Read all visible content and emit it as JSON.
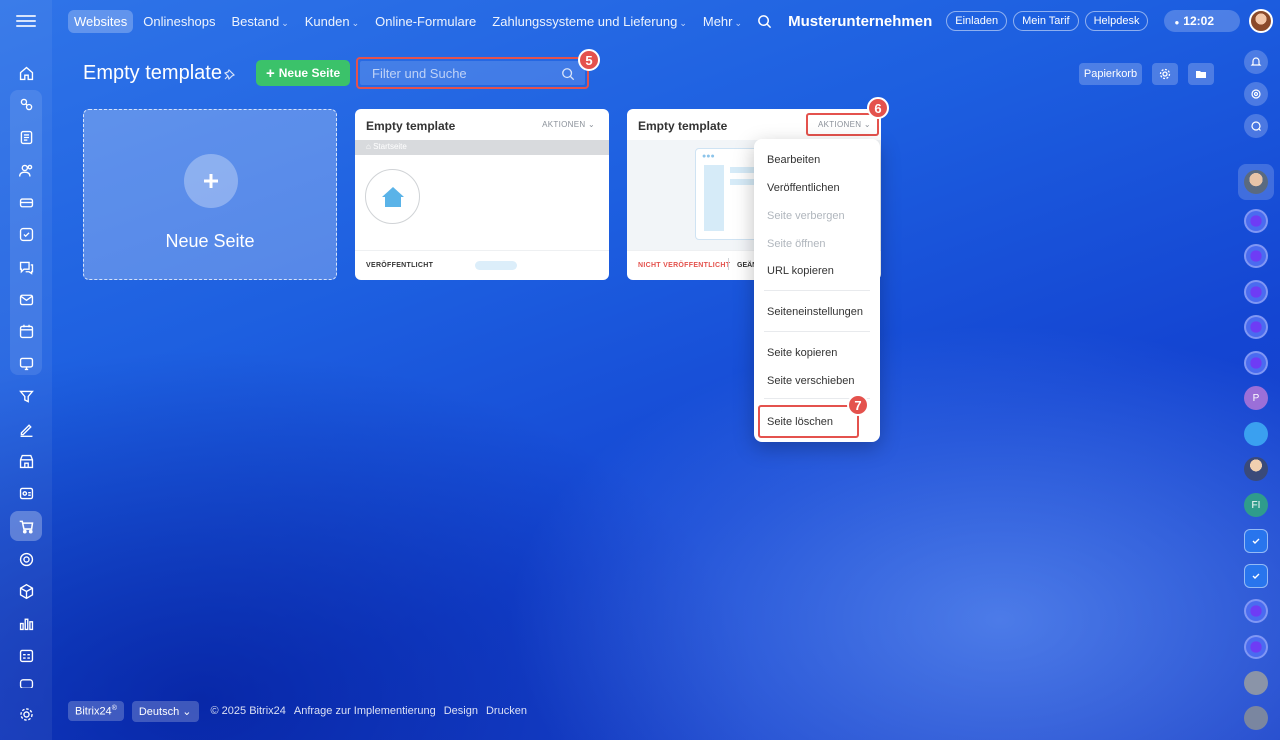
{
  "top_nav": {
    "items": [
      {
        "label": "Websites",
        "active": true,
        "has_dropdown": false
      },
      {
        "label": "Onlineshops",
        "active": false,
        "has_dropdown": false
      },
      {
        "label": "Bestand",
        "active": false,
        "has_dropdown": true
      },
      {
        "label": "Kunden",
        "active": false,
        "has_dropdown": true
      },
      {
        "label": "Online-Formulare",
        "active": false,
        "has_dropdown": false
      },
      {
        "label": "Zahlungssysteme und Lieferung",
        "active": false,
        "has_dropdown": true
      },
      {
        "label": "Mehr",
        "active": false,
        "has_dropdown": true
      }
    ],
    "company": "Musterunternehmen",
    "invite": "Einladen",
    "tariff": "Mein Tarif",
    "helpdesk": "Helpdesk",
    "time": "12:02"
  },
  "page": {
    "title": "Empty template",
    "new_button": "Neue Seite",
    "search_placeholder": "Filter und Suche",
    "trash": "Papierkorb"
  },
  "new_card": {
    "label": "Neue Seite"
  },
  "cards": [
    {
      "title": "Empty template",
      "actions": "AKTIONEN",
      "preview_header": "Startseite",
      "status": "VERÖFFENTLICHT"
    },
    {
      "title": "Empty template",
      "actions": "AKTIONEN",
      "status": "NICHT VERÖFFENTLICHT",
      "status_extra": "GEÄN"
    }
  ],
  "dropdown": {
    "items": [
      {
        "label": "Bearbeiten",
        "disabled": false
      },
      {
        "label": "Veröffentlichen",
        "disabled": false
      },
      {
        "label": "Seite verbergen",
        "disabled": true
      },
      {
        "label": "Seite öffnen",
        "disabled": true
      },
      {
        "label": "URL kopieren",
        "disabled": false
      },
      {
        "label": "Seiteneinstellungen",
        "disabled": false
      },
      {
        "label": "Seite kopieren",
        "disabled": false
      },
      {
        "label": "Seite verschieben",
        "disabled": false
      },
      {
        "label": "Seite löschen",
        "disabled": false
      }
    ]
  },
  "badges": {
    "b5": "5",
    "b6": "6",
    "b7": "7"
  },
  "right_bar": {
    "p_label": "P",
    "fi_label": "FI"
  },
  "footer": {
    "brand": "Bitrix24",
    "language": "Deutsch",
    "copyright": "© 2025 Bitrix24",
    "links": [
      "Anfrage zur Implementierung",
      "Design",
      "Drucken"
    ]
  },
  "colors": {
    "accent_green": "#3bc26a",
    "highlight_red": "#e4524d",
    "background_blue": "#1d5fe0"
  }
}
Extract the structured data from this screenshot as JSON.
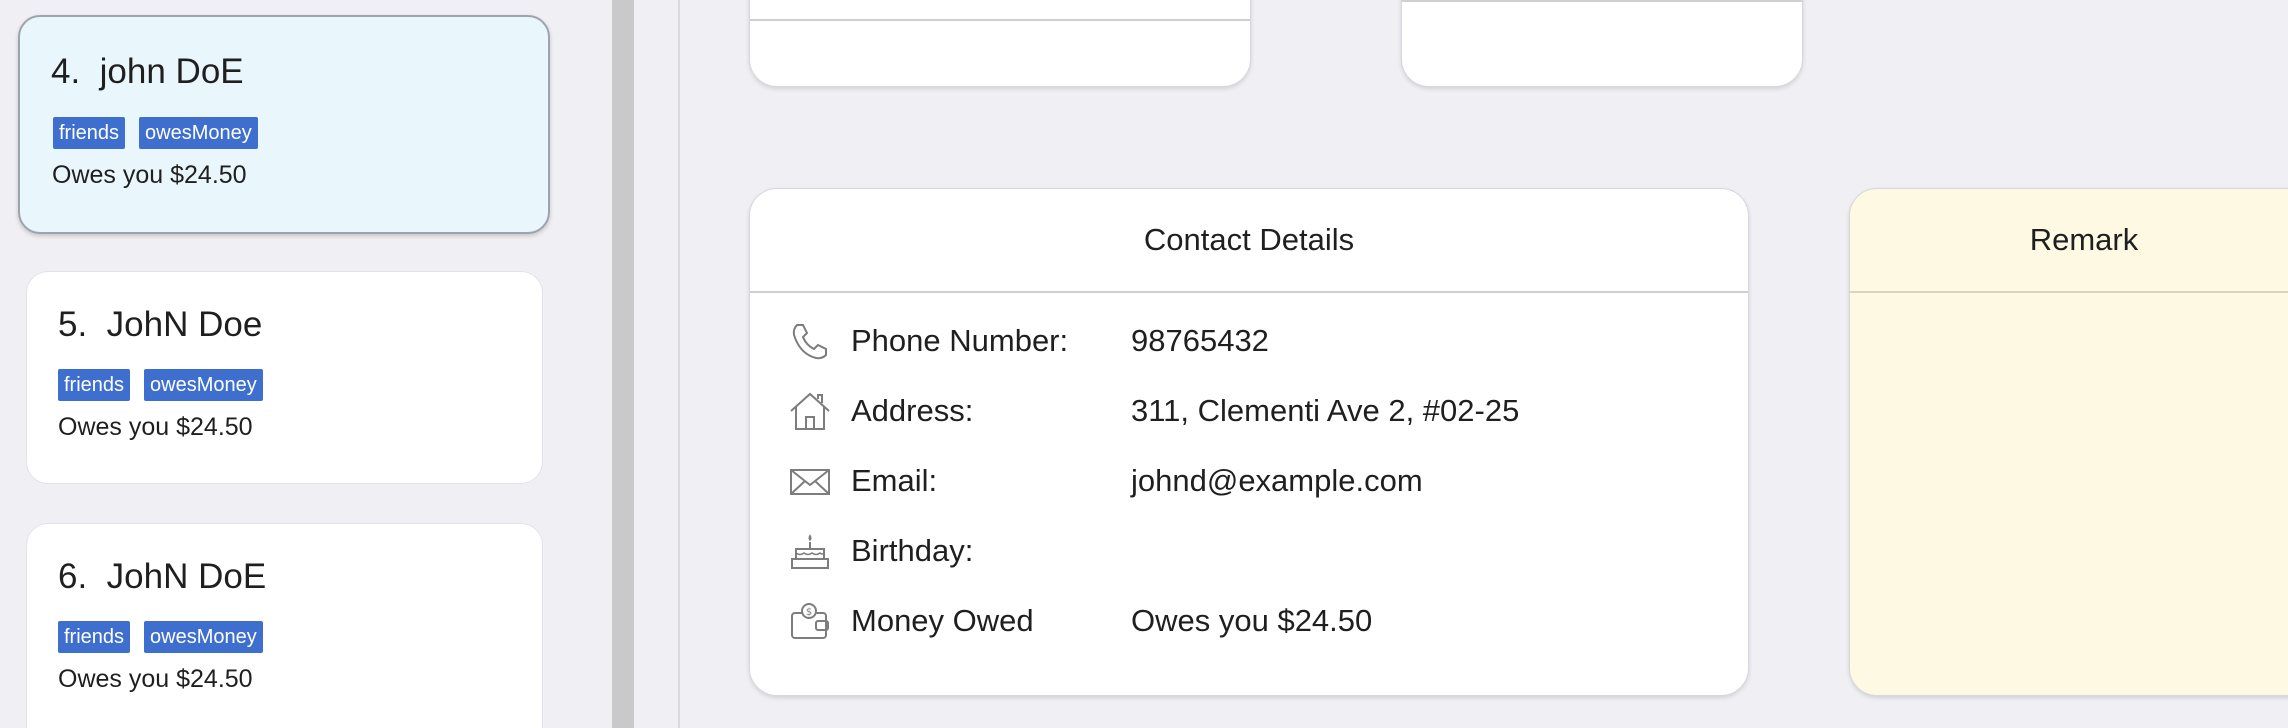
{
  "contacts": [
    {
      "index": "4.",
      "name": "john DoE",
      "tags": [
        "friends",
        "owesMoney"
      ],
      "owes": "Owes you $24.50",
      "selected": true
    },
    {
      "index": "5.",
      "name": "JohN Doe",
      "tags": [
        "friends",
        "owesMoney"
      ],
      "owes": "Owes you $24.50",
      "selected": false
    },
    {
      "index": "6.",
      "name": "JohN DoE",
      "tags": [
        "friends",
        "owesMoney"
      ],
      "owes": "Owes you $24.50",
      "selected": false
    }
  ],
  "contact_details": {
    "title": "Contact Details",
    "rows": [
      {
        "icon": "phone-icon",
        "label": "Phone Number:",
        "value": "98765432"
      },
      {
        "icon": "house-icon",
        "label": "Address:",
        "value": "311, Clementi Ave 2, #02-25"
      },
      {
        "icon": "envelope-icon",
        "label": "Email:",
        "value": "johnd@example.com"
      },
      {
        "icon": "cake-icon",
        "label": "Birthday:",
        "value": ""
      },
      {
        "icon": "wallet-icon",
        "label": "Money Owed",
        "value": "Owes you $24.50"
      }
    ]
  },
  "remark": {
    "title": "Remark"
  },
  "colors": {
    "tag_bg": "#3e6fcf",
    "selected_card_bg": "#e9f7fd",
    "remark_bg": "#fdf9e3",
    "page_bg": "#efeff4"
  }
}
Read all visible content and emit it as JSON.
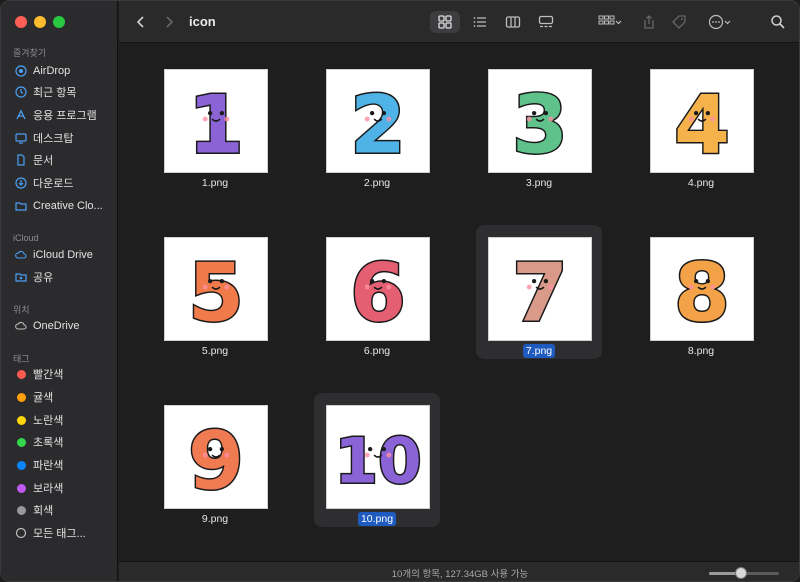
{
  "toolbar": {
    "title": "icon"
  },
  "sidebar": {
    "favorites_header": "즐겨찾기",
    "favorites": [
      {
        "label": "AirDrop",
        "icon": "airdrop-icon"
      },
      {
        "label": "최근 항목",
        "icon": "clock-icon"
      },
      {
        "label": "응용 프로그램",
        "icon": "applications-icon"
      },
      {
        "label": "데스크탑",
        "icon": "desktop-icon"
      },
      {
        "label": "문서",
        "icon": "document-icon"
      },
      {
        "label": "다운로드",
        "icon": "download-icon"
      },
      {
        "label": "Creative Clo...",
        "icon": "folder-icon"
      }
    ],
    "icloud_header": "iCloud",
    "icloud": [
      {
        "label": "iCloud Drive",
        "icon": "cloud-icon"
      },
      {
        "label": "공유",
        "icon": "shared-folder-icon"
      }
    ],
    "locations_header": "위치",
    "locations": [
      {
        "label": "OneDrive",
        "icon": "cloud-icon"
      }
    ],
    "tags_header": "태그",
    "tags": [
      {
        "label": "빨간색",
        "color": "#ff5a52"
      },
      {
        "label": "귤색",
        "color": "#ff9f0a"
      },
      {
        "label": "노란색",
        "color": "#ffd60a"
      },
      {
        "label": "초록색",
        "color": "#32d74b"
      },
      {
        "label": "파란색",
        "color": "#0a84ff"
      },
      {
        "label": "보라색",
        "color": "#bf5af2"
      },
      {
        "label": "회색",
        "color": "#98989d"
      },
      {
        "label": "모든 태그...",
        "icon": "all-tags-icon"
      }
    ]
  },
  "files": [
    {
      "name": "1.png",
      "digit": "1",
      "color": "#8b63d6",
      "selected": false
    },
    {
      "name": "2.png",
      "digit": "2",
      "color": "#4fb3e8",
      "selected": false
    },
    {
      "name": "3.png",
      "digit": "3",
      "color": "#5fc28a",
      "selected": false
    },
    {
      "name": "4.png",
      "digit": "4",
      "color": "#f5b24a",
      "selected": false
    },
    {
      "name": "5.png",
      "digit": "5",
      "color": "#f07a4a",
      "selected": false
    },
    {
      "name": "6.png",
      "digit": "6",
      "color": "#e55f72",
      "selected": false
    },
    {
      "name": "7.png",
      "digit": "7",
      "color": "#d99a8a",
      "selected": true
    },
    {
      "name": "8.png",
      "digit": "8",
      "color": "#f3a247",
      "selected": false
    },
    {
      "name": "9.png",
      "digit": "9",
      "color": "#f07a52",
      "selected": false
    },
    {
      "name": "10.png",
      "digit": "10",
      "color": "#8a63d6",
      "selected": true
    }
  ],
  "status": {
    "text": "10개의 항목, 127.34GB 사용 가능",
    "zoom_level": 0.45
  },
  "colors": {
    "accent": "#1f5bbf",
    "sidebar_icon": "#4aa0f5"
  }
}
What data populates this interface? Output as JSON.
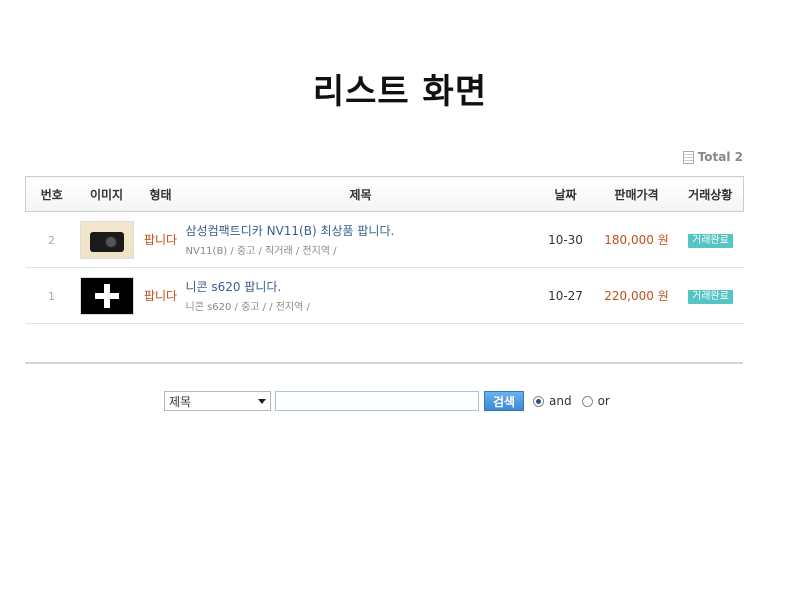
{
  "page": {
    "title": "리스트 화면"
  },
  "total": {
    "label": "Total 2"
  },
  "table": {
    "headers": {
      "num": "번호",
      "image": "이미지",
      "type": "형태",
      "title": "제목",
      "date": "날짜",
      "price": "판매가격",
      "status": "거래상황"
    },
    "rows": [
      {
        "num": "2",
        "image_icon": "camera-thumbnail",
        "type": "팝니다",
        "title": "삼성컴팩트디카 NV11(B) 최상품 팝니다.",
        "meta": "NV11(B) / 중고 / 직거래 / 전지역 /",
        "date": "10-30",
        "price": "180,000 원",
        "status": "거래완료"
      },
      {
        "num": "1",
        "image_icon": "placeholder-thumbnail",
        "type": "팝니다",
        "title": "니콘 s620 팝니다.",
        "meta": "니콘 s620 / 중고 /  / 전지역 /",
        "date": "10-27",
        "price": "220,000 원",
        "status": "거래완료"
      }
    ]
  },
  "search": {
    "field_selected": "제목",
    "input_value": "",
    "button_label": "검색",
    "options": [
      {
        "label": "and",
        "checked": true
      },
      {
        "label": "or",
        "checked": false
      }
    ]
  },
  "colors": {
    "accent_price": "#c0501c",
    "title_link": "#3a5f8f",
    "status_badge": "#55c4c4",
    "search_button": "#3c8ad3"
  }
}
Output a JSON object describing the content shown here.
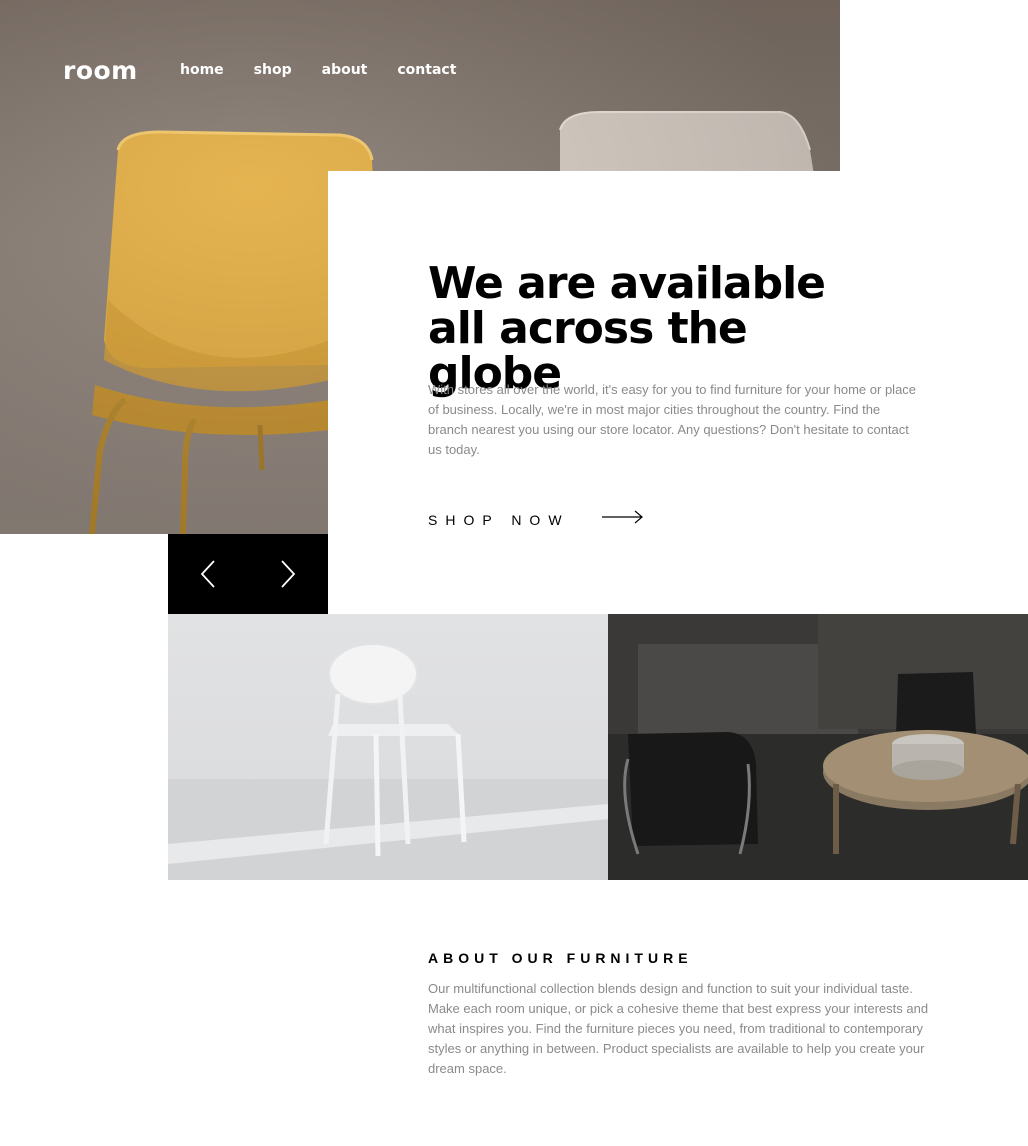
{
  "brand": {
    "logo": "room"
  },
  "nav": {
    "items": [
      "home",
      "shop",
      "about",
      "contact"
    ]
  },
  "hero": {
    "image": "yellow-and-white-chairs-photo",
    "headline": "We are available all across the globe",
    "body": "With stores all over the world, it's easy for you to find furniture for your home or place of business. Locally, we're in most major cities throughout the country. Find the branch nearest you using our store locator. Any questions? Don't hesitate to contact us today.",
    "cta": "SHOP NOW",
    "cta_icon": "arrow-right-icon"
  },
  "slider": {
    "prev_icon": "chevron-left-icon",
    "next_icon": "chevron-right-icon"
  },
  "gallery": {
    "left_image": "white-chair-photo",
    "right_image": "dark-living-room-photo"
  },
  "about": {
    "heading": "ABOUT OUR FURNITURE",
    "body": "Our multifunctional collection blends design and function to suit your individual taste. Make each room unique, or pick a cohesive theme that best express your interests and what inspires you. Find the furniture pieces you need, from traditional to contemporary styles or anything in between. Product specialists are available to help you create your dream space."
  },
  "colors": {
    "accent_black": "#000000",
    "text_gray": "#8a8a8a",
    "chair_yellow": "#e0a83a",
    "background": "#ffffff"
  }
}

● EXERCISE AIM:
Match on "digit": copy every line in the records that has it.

● SOLUTION BELOW:
      "digit": "1",
      "digit": "2",
      "digit": "3",
      "digit": "4",
      "digit": "5",
      "digit": "6",
      "digit": "7",
      "digit": "8",
      "digit": "9",
      "digit": "10",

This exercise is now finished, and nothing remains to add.